To combat human trafficking, the United States supports two large and comprehensive programs with a concrete focus on the preventive, humanitarian, and regional aspects of the trafficking of women and children. One program aims to strengthen the capacity and participation of civil society and local government actors in trafficking prevention as well as in assistance to and reintegration of trafficking victims, including through sub-grants geared to improve victim services and NGO-government coordination. In addition, the program seeks to improve collection, analysis, and use of data on trafficking in persons with the purpose of supporting policymakers and monitoring improvement in trafficking prevention and victim protection. Another U.S.-funded program supports efforts to identify better potential child victims of trafficking and to improve mechanisms for child victim protection with a view to preventing a resurgence of large-scale child trafficking in the country. The United States also supports implementation of a capacity-building program for police officers on child-friendly interview techniques based on respect for the human rights of the child.
Promoting the rule of law is a primary U.S. concern. U.S.-sponsored rule of law programs aim to increase accountability and transparency in 10 district and appellate courts by introducing case management systems and other advances ranging from publication of judicial decisions to better court information systems and training of court administrative personnel. The rule of law program will also assist in mobilizing civil society organizations and media to engage in effective court monitoring in 10 pilot courts. This U.S.-supported monitoring program includes sponsorship of annual surveys to measure the public's experience with the courts by highlighting access and transparency.

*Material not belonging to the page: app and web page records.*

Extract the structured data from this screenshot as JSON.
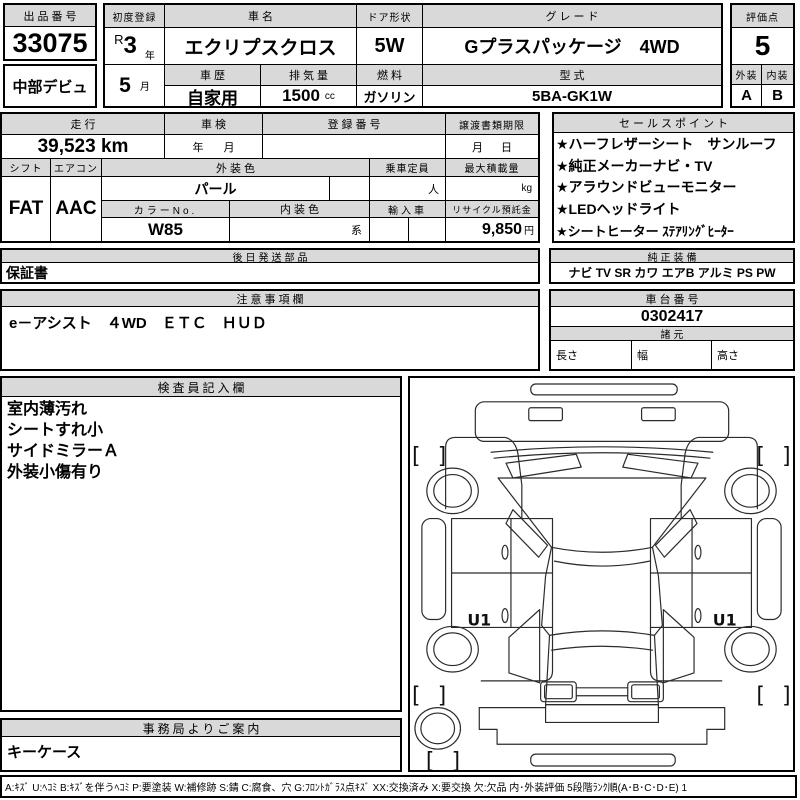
{
  "header": {
    "lot": {
      "label": "出品番号",
      "number": "33075",
      "venue": "中部デビュ"
    },
    "first_registration": {
      "label": "初度登録",
      "era": "R",
      "year": "3",
      "year_unit": "年",
      "month": "5",
      "month_unit": "月"
    },
    "car_name": {
      "label": "車名",
      "value": "エクリプスクロス"
    },
    "door_shape": {
      "label": "ドア形状",
      "value": "5W"
    },
    "grade": {
      "label": "グレード",
      "value": "Gプラスパッケージ　4WD"
    },
    "score": {
      "label": "評価点",
      "value": "5"
    },
    "history": {
      "label": "車歴",
      "value": "自家用"
    },
    "displacement": {
      "label": "排気量",
      "value": "1500",
      "unit": "cc"
    },
    "fuel": {
      "label": "燃料",
      "value": "ガソリン"
    },
    "model_code": {
      "label": "型式",
      "value": "5BA-GK1W"
    },
    "exterior": {
      "label": "外装",
      "value": "A"
    },
    "interior": {
      "label": "内装",
      "value": "B"
    }
  },
  "middle": {
    "mileage": {
      "label": "走行",
      "value": "39,523 km"
    },
    "inspection": {
      "label": "車検",
      "year_unit": "年",
      "month_unit": "月"
    },
    "registration_no": {
      "label": "登録番号"
    },
    "transfer_deadline": {
      "label": "譲渡書類期限",
      "month_unit": "月",
      "day_unit": "日"
    },
    "shift": {
      "label": "シフト",
      "value": "FAT"
    },
    "aircon": {
      "label": "エアコン",
      "value": "AAC"
    },
    "exterior_color": {
      "label": "外装色",
      "value": "パール"
    },
    "color_no": {
      "label": "カラーNo.",
      "value": "W85"
    },
    "interior_color": {
      "label": "内装色",
      "suffix": "系"
    },
    "capacity": {
      "label": "乗車定員",
      "unit": "人"
    },
    "import_car": {
      "label": "輸入車"
    },
    "max_load": {
      "label": "最大積載量",
      "unit": "kg"
    },
    "recycle_deposit": {
      "label": "リサイクル預託金",
      "value": "9,850",
      "unit": "円"
    }
  },
  "sales_points": {
    "label": "セールスポイント",
    "items": [
      "★ハーフレザーシート　サンルーフ",
      "★純正メーカーナビ・TV",
      "★アラウンドビューモニター",
      "★LEDヘッドライト",
      "★シートヒーター ｽﾃｱﾘﾝｸﾞﾋｰﾀｰ"
    ]
  },
  "later_shipping": {
    "label": "後日発送部品",
    "value": "保証書"
  },
  "genuine_equipment": {
    "label": "純正装備",
    "value": "ナビ TV SR カワ エアB アルミ PS PW"
  },
  "cautions": {
    "label": "注意事項欄",
    "value": "e－アシスト　４WD　ＥＴＣ　ＨＵＤ"
  },
  "chassis_no": {
    "label": "車台番号",
    "value": "0302417"
  },
  "specs": {
    "label": "諸元",
    "length_label": "長さ",
    "width_label": "幅",
    "height_label": "高さ"
  },
  "inspector_notes": {
    "label": "検査員記入欄",
    "lines": [
      "室内薄汚れ",
      "シートすれ小",
      "サイドミラーＡ",
      "外装小傷有り"
    ]
  },
  "office_info": {
    "label": "事務局よりご案内",
    "value": "キーケース"
  },
  "diagram": {
    "marks": [
      "U1",
      "U1"
    ],
    "bracket_open": "[",
    "bracket_close": "]"
  },
  "legend": "A:ｷｽﾞ U:ﾍｺﾐ B:ｷｽﾞを伴うﾍｺﾐ P:要塗装 W:補修跡 S:錆 C:腐食、穴 G:ﾌﾛﾝﾄｶﾞﾗｽ点ｷｽﾞ XX:交換済み X:要交換 欠:欠品 内･外装評価 5段階ﾗﾝｸ順(A･B･C･D･E) 1"
}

A final major area of emphasis for the United States is improving the criminal justice system to assist the country's fight against organized crime, especially against human and narcotics trafficking. U.S.-funded programs support efforts to propose and review criminal law-related legislation; train judges, police, and prosecutors; and offer expert assistance in establishing more effective law enforcement structures such as the Joint Investigative Unit, which is a team of prosecutors, police officers, customs officials, tax investigators, and intelligence agents that combat economic crime and corruption. U.S. assistance is geared toward building the skills and establishing the procedures necessary to improve investigation and prosecution of complex crimes such as economic crime and corruption. The U.S.-supported Legal Reform Working Group of the International Consortium, an international association of 35 organizations, facilitates U.S. coordination with a wider range of organizations involved in criminal justice work.